╭─ Study material
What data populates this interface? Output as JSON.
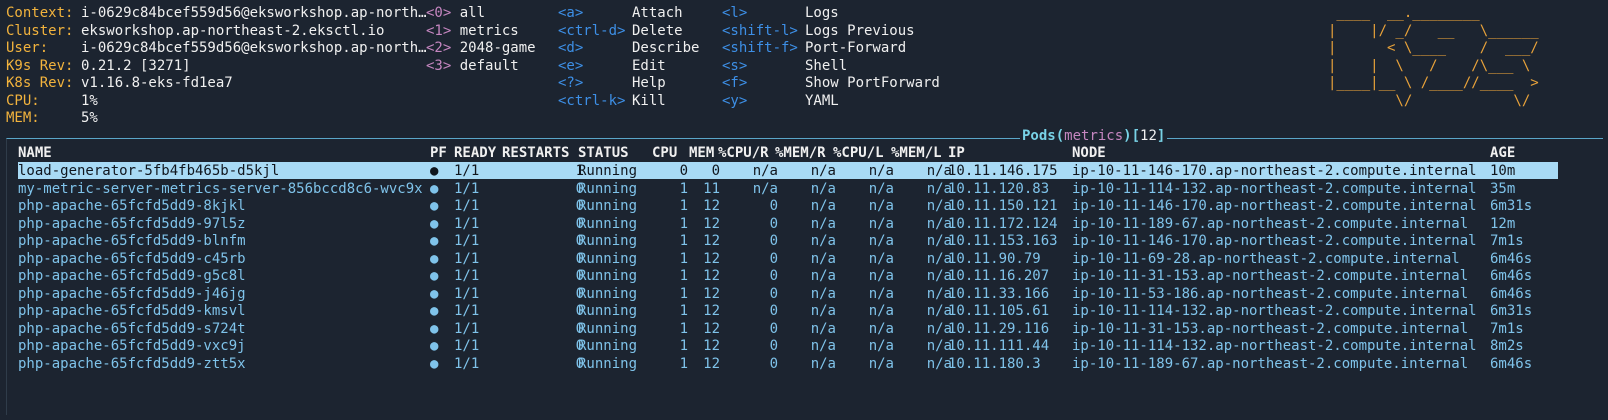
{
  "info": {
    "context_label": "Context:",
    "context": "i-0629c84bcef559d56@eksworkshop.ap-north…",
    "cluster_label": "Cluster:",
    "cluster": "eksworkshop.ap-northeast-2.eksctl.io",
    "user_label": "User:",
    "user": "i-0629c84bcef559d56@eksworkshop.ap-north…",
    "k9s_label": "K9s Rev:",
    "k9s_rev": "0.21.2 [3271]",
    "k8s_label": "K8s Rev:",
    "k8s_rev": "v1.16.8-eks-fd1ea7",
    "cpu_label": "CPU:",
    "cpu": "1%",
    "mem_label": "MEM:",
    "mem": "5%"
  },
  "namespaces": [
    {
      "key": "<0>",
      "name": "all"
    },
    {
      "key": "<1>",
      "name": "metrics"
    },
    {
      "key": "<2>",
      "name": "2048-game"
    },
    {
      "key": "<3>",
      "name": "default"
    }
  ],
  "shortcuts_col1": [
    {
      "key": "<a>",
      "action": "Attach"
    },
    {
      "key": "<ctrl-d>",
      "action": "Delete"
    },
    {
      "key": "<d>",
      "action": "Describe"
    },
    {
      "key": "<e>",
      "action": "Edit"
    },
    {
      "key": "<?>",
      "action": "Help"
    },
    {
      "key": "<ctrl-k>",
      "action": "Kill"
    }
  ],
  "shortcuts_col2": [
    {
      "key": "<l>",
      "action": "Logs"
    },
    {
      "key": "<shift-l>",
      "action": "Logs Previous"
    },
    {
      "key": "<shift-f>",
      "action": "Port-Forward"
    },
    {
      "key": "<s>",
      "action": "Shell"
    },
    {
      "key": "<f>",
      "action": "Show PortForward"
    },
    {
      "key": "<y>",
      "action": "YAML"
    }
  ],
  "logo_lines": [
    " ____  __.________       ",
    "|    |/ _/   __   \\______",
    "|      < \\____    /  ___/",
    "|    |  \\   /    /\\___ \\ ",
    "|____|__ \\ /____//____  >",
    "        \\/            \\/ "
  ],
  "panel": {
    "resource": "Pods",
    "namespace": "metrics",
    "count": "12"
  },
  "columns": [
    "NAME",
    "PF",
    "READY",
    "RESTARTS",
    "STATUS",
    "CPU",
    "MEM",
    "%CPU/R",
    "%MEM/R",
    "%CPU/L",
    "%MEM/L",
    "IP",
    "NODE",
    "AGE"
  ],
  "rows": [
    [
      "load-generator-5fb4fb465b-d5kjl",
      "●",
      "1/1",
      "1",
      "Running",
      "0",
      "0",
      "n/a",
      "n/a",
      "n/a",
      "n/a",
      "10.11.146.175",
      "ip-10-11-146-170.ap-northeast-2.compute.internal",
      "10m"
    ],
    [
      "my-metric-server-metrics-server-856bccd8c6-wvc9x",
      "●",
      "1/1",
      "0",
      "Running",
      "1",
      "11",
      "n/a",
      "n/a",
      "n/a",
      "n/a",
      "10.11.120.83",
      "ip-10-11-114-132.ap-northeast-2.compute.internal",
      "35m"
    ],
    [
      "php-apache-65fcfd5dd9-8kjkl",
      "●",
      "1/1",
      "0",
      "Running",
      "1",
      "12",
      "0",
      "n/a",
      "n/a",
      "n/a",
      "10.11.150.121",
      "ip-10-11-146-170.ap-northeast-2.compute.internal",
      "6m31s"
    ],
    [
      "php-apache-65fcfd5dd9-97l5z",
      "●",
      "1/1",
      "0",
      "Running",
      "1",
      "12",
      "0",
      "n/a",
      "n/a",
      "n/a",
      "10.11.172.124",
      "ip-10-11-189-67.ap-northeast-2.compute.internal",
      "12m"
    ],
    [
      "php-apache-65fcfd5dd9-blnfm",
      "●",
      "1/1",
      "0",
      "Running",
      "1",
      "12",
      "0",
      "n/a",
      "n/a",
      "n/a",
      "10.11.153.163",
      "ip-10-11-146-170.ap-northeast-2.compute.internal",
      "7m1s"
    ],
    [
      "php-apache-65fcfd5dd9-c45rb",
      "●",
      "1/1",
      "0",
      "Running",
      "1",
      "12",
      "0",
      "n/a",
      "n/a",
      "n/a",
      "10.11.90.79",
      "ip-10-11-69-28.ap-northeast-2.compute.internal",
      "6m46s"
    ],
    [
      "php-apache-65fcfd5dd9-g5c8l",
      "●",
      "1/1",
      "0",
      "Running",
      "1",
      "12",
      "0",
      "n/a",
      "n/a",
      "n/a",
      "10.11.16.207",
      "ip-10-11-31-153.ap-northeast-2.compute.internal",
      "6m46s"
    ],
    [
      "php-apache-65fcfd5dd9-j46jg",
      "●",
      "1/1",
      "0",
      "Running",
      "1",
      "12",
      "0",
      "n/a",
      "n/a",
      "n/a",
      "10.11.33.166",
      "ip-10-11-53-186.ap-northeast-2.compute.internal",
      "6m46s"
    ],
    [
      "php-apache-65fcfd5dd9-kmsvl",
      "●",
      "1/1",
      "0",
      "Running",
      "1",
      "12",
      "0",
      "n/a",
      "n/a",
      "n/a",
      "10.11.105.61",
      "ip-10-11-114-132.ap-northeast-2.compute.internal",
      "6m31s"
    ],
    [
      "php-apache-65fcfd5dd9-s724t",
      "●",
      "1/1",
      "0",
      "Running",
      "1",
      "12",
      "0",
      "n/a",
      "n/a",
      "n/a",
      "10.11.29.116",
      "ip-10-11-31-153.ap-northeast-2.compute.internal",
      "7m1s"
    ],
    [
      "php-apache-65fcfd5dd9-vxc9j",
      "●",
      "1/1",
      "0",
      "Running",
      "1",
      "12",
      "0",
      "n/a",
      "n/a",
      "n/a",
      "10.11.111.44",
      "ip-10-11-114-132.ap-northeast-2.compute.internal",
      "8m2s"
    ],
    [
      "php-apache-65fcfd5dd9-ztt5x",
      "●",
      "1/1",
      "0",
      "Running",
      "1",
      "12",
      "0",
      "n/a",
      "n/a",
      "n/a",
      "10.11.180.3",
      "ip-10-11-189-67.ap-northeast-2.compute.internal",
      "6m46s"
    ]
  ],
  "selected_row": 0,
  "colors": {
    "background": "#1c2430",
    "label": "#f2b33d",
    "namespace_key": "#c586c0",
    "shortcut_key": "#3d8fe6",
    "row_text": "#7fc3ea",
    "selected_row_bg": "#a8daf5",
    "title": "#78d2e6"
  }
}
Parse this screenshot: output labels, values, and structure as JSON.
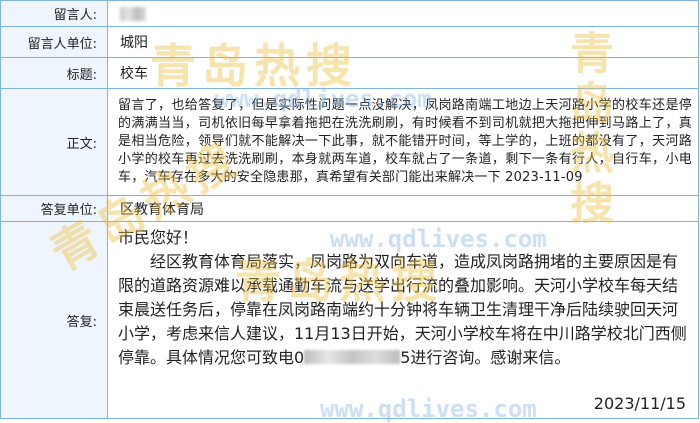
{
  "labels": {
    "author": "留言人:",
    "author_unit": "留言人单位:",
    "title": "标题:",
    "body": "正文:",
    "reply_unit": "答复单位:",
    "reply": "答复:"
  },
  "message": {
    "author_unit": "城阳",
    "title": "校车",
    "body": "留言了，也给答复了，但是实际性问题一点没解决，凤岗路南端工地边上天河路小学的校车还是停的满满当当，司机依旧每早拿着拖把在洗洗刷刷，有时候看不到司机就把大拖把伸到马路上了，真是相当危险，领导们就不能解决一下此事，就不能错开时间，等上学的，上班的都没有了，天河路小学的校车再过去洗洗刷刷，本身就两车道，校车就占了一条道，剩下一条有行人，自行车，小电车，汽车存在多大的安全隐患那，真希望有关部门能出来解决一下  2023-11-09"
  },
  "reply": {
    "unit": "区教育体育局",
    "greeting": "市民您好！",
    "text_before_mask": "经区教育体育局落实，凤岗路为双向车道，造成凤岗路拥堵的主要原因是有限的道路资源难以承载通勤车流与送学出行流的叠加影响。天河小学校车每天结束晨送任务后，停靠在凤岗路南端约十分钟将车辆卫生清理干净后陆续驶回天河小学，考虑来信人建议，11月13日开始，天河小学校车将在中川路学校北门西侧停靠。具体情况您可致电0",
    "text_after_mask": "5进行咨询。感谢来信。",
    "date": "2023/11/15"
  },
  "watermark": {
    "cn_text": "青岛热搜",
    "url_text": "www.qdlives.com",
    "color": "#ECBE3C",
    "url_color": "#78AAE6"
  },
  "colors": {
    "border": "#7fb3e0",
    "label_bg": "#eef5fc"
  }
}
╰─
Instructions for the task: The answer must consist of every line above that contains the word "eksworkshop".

Answer box:
    "context": "i-0629c84bcef559d56@eksworkshop.ap-north…",
    "cluster": "eksworkshop.ap-northeast-2.eksctl.io",
    "user": "i-0629c84bcef559d56@eksworkshop.ap-north…",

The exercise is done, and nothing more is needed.